S.W. and Rich Hermansen
A friend who has followed Wine Times from its beginning mentioned that he and his wife are now experimenting with wines other than those from their favorite Cabernet Sauvignon vintages from the Napa Valley. Bravo! But then he surprised us by adding that finding Napa Cabernet Sauvignon locally has become a challenge.
Setting aside the question of whether other varieties of red wine have a better price-quality trade-off than Cabernet Sauvignon, we have investigated how widely available California Cabernet Sauvignon compares with the pricier and less widely available Napa Valley superstars. Note the distinction between California and Napa Valley. Paul Draper, the premier California winemaker, now emeritus, found it amusing that Napa Valley Cabernet Sauvignon had achieved its lofty reputation even though grapes in his signature Ridge Monte Bello Cabernet (2016 vintage $250 if available) come from a vineyard in the Santa Cruz Mountains, several hundred miles south of Napa. That leads us to think that the ritzy Napa appellation may contribute to the high price tags on its signature Cabernet Sauvignon and its scarcity at local wine shops. Perhaps Cabernet from the other wine regions in California offer comparable quality at price points that local distributors and retailers think the market will bear.
Consider one of our favorites, the Paso Robles region just north of San Luis Obispo at the midpoint between Los Angeles and San Francisco. This region has cool nights and hot, dry days with Pacific breezes. The Cabernet grape thrives there and ripens fully under the bright skies in the fall. The local Farmers’ Market has an abundance of fresh fruits and vegetables, including exotic cherimoya with creamy flavors of banana, pineapple, strawberry, and kiwi, and over forty varieties of dates. But we digress…. A spectrum of microclimates dot the region and foster an amazing diversity of wine grapes, including Cabernet Sauvignon. J. Lohr vineyards produces excellent Cabernet with national distribution at prices that range from $12 for the 2018 Seven Oaks to $30 for the 2016 Hilltop estates. A classic brand that dates back to the 1960’s, Concannon, sells the 2019 Paso Robles Cabernet for $17.
In the wide open spaces of the Central Valley east of Paso Robles and close to Fresno, the Lodi Valley, a region better known for growing table grapes, the 2018 Klinker Brick Cabernet Sauvignon ($19) features black plum and cherry fruit flavors and a plush finish. From the volcanic soil in the northern part of Lake County, north of Napa, the 2019 Obsidian Ridge Cabernet ($36) rivals much pricier Cabernet from Napa Valley. One has a better chance of finding wines from these less well known regions at Total Wine and Beverage.
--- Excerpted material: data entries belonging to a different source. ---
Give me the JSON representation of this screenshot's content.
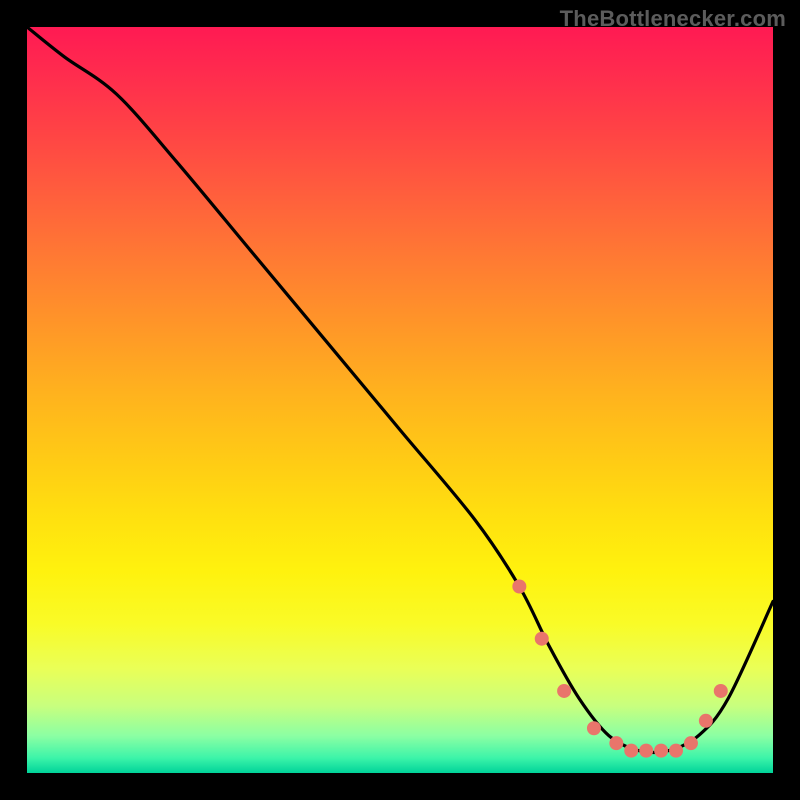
{
  "watermark": "TheBottlenecker.com",
  "chart_data": {
    "type": "line",
    "title": "",
    "xlabel": "",
    "ylabel": "",
    "xlim": [
      0,
      100
    ],
    "ylim": [
      0,
      100
    ],
    "series": [
      {
        "name": "bottleneck-curve",
        "x": [
          0,
          5,
          12,
          20,
          30,
          40,
          50,
          60,
          66,
          70,
          74,
          78,
          82,
          86,
          90,
          94,
          100
        ],
        "y": [
          100,
          96,
          91,
          82,
          70,
          58,
          46,
          34,
          25,
          17,
          10,
          5,
          3,
          3,
          5,
          10,
          23
        ]
      }
    ],
    "markers": {
      "name": "highlight-points",
      "x": [
        66,
        69,
        72,
        76,
        79,
        81,
        83,
        85,
        87,
        89,
        91,
        93
      ],
      "y": [
        25,
        18,
        11,
        6,
        4,
        3,
        3,
        3,
        3,
        4,
        7,
        11
      ]
    },
    "background_gradient": {
      "stops": [
        {
          "pos": 0.0,
          "color": "#ff1a53"
        },
        {
          "pos": 0.5,
          "color": "#ffc018"
        },
        {
          "pos": 0.8,
          "color": "#f6ff2e"
        },
        {
          "pos": 1.0,
          "color": "#00d39a"
        }
      ]
    }
  }
}
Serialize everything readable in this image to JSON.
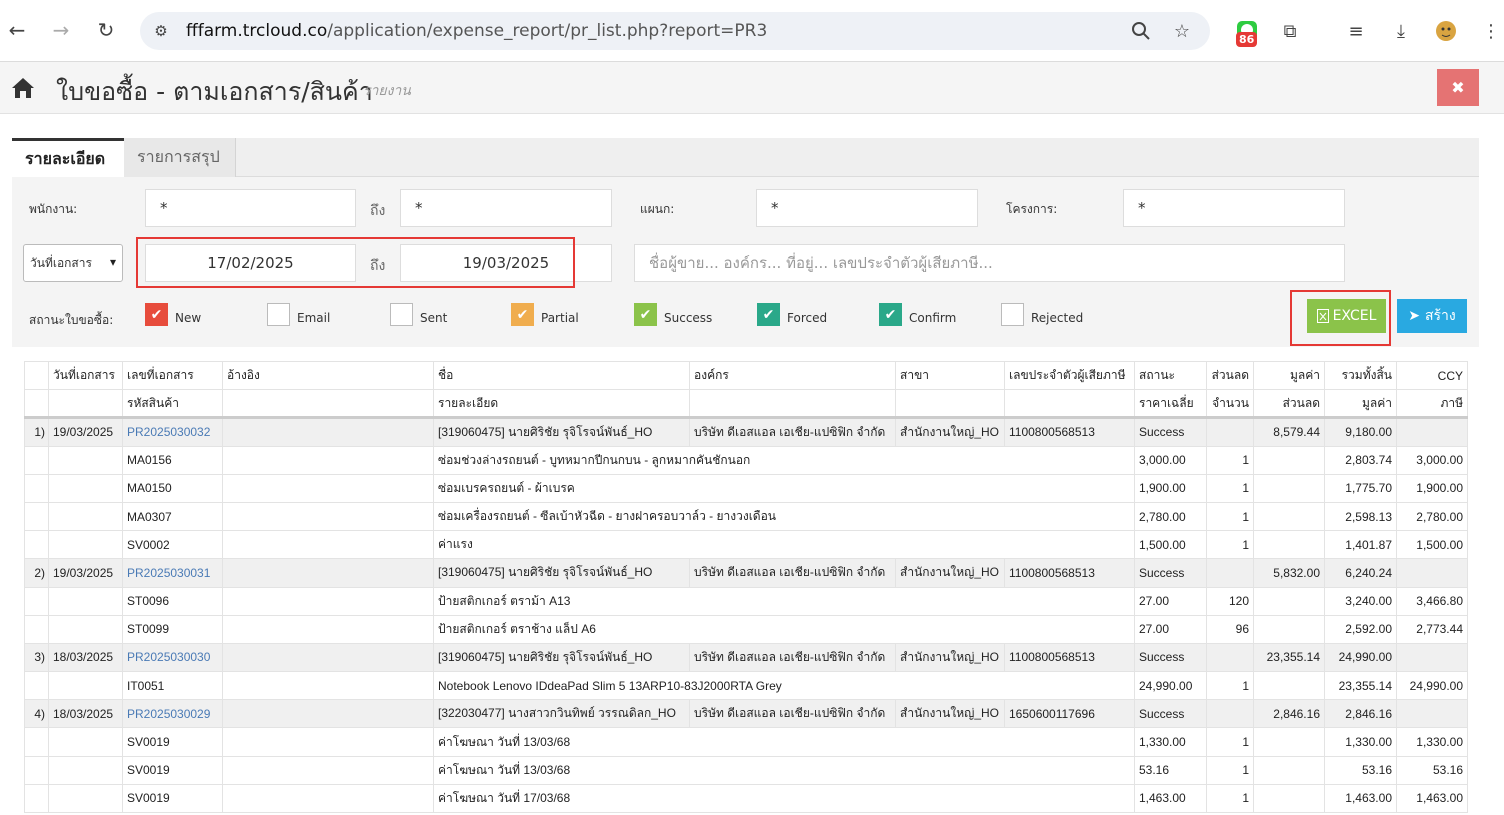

Excellent selections of Cabernet Sauvignon come from Washington State, Chile, Argentina, Spain, Australia (blended with Shiraz), and Italy (Super Tuscans), as well as the Bordeaux and other regions of France. Once you have found examples of Cabernet that you prefer, challenge local wine shops to recommend better alternatives that they keep in stock.
Longer story shorter, the strong demand for Napa and Sonoma Cabernet has driven up prices in the wholesale market and raised retail price points to levels that make local wine shops reluctant to stock many bottles. The prices exceed the budgets of most their customers. Outstanding alternatives from within and outside California may prove to be easier and better finds at this time.
S. W. Hermansen has used his expertise in econometrics, data science and epidemiology to help develop research databases for the Pentagon, the National Institutes of Health, the Department of Agriculture, and Health Resources and Services. He has visited premier vineyards and taste wines from major appellations in California, Oregon, New York State, and internationally from Tuscany and the Piedmont in Italy, the Ribera del Duero in Spain, the Barossa Valley and McLaren Vale in Australia, and the Otego Valley in New Zealand. Currently he splits time between residences in Chevy Chase, Maryland and St. Armand’s Circle in Florida.
Rich Hermansen selected has first wine list for a restaurant shortly after graduating from college with a degree in Mathematics. He has extensive service and management experience in the food and wine industry. Family and friends rate him as their favorite chef, bartender, and wine steward. He lives in Severna Park, Maryland.